Data for this exercise »
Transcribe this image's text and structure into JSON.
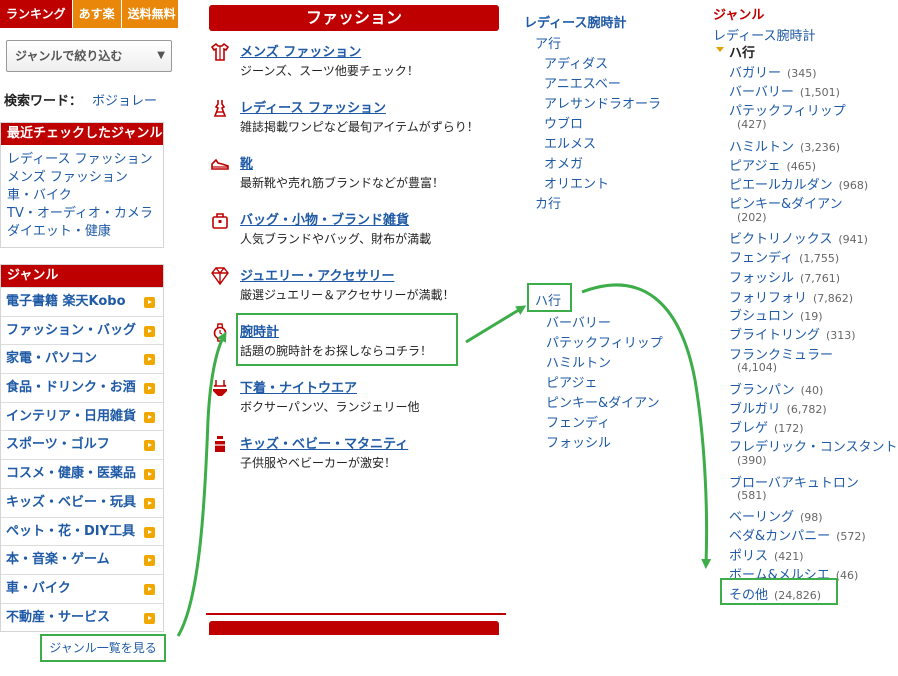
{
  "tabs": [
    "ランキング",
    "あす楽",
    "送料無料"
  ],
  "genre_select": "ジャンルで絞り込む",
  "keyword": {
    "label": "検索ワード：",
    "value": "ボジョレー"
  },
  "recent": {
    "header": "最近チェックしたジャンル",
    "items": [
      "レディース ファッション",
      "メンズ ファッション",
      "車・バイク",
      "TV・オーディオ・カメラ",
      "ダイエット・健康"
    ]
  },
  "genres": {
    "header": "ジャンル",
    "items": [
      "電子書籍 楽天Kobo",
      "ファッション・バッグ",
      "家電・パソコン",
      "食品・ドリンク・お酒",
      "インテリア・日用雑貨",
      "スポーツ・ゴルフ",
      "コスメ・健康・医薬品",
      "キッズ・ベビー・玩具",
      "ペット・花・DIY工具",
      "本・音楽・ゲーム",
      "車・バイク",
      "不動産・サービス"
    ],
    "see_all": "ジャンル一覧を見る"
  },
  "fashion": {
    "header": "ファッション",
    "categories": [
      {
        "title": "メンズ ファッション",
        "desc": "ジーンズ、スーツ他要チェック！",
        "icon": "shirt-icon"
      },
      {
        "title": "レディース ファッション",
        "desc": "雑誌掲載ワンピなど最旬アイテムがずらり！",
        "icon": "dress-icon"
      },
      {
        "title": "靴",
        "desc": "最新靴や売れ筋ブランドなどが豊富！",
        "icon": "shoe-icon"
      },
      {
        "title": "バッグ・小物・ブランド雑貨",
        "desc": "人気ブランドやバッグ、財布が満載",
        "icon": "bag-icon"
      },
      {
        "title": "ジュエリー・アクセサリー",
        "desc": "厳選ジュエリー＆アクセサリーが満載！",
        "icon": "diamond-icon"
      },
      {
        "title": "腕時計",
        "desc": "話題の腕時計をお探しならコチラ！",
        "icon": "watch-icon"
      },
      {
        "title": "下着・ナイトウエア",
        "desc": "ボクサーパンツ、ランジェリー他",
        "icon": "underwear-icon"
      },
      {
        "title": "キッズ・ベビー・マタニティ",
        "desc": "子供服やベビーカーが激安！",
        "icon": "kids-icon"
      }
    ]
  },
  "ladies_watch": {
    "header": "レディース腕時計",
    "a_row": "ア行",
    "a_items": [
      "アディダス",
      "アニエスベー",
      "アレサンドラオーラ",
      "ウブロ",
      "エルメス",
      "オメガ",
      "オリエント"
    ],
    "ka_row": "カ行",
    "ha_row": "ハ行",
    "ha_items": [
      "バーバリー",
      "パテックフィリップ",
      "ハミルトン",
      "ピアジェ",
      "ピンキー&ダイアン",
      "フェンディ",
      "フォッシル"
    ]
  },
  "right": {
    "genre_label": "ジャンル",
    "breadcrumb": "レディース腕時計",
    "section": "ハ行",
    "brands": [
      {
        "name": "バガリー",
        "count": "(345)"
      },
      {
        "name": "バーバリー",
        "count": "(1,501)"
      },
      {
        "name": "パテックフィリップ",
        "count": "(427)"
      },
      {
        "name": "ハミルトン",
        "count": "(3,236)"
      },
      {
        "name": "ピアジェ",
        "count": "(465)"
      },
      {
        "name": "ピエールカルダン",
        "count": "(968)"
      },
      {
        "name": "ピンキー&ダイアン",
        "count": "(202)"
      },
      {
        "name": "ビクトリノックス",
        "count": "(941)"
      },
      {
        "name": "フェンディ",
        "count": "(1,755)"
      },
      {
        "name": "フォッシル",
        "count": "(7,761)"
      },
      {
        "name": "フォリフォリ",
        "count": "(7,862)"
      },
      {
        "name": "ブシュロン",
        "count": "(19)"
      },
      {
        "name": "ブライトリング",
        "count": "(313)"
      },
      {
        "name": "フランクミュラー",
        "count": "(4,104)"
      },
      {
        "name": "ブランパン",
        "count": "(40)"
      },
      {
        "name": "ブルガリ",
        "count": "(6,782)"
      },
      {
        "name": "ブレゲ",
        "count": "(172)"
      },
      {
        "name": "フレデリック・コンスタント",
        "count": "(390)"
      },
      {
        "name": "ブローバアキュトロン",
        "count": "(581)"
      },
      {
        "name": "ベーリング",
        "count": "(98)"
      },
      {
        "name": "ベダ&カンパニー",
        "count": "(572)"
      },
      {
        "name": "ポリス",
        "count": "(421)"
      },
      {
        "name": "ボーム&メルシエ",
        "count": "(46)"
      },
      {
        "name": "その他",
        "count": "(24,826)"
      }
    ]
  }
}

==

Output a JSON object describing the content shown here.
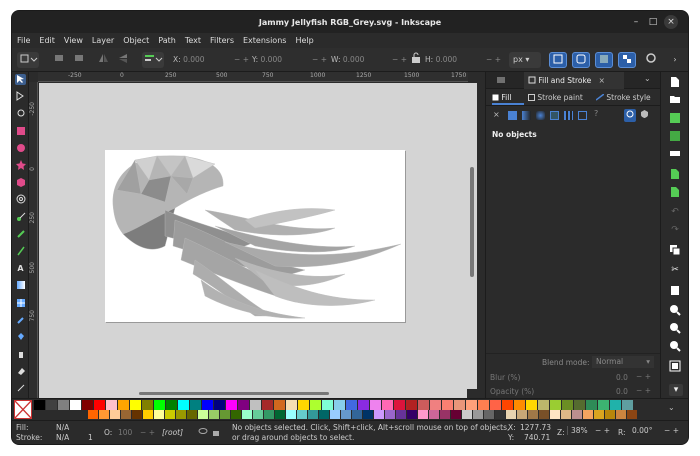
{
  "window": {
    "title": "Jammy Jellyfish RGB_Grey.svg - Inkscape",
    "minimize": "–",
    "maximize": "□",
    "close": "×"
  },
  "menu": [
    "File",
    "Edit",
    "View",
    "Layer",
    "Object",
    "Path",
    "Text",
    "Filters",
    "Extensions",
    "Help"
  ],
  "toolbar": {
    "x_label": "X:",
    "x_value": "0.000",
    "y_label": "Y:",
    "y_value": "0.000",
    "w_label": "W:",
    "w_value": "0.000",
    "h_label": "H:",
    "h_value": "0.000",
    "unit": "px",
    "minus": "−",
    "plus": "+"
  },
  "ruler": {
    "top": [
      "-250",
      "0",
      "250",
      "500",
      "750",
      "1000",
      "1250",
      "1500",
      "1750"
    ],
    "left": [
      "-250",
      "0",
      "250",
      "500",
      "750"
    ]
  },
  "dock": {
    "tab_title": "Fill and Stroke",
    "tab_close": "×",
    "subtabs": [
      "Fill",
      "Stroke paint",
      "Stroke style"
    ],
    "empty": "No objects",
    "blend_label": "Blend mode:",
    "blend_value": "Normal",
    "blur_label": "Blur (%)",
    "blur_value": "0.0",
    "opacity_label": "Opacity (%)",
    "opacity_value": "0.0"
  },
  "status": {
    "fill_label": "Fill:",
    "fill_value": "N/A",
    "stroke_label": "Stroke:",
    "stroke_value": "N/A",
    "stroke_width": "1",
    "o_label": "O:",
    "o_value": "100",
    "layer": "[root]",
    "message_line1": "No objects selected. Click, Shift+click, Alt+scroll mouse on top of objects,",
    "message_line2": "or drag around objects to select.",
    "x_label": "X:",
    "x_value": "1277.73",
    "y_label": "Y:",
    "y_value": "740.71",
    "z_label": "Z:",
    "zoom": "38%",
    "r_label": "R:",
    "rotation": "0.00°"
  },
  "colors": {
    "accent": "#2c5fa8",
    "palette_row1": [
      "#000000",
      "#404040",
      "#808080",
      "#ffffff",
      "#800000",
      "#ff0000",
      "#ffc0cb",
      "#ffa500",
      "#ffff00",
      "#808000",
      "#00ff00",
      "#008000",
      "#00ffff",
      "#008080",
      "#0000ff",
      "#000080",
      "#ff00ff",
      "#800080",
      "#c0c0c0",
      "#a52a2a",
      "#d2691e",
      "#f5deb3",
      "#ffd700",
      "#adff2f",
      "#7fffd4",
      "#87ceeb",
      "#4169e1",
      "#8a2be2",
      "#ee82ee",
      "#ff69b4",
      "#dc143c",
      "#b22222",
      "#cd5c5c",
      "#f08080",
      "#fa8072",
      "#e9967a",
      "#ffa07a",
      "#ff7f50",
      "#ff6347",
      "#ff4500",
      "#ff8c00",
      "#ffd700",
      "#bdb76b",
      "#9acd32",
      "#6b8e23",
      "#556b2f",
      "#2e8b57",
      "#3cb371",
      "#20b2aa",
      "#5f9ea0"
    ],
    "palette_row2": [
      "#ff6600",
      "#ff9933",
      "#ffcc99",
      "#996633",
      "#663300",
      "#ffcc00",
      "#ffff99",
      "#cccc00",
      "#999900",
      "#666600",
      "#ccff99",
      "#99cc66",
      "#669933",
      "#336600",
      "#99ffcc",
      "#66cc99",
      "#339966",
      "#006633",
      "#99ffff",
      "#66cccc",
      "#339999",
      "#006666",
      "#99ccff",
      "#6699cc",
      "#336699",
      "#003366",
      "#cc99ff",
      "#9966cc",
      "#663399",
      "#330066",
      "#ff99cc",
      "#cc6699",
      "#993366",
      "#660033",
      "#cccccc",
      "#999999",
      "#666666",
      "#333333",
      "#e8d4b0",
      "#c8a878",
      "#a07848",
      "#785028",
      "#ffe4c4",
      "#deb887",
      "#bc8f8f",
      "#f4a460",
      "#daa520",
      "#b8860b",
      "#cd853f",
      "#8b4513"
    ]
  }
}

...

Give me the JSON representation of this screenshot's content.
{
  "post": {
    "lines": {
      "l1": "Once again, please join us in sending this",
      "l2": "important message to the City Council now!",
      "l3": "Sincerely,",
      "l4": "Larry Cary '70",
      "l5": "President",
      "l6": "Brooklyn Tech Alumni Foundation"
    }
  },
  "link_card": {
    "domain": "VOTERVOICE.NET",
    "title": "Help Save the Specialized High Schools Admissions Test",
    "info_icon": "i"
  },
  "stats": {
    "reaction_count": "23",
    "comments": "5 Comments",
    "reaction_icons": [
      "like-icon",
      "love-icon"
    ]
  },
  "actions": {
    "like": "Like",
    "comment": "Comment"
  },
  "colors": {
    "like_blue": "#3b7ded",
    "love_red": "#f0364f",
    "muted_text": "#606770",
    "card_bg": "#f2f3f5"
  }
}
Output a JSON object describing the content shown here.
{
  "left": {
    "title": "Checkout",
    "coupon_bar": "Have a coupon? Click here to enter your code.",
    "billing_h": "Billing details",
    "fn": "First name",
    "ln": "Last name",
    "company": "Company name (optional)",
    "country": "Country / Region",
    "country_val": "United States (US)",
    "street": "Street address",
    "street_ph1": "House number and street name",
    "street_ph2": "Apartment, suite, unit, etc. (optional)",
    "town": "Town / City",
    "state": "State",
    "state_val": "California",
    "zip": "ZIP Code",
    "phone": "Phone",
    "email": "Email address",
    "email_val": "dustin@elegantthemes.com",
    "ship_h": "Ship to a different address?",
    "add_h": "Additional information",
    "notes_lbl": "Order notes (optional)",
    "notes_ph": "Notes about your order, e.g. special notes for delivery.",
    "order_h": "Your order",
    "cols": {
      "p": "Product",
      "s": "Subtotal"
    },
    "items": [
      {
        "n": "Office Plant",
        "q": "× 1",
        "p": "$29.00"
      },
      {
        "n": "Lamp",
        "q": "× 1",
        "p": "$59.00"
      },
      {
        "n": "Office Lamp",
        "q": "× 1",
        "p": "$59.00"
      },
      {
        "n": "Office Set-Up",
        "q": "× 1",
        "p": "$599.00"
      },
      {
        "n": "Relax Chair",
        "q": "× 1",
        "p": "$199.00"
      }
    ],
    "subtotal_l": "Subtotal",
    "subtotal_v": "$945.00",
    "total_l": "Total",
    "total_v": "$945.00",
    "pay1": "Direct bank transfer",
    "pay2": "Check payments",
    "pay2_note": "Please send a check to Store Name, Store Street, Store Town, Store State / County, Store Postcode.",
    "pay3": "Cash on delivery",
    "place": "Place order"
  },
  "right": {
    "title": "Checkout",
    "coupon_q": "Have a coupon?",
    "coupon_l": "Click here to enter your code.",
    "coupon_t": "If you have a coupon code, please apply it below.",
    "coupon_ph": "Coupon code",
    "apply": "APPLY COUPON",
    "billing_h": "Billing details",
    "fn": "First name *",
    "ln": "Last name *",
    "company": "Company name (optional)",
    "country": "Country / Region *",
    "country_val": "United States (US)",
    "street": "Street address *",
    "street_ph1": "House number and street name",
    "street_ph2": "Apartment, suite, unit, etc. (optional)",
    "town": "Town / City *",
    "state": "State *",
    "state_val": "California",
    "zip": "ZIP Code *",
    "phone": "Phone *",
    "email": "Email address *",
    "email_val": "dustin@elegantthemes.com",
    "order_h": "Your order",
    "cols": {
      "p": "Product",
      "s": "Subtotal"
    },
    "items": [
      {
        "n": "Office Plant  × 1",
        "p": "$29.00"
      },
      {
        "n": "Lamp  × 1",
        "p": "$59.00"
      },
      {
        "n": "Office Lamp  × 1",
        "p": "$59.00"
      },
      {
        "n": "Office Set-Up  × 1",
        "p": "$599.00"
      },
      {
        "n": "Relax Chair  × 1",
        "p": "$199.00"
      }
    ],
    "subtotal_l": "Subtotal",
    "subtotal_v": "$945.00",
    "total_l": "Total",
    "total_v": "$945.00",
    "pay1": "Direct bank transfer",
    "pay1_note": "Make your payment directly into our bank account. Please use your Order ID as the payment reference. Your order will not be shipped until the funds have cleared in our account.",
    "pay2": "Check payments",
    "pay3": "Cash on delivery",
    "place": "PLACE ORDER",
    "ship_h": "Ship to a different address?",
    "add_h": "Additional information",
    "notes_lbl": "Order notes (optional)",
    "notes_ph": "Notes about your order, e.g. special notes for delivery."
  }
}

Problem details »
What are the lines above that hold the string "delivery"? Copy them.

The completed task »
    "notes_ph": "Notes about your order, e.g. special notes for delivery.",
    "pay3": "Cash on delivery",
    "pay3": "Cash on delivery",
    "notes_ph": "Notes about your order, e.g. special notes for delivery."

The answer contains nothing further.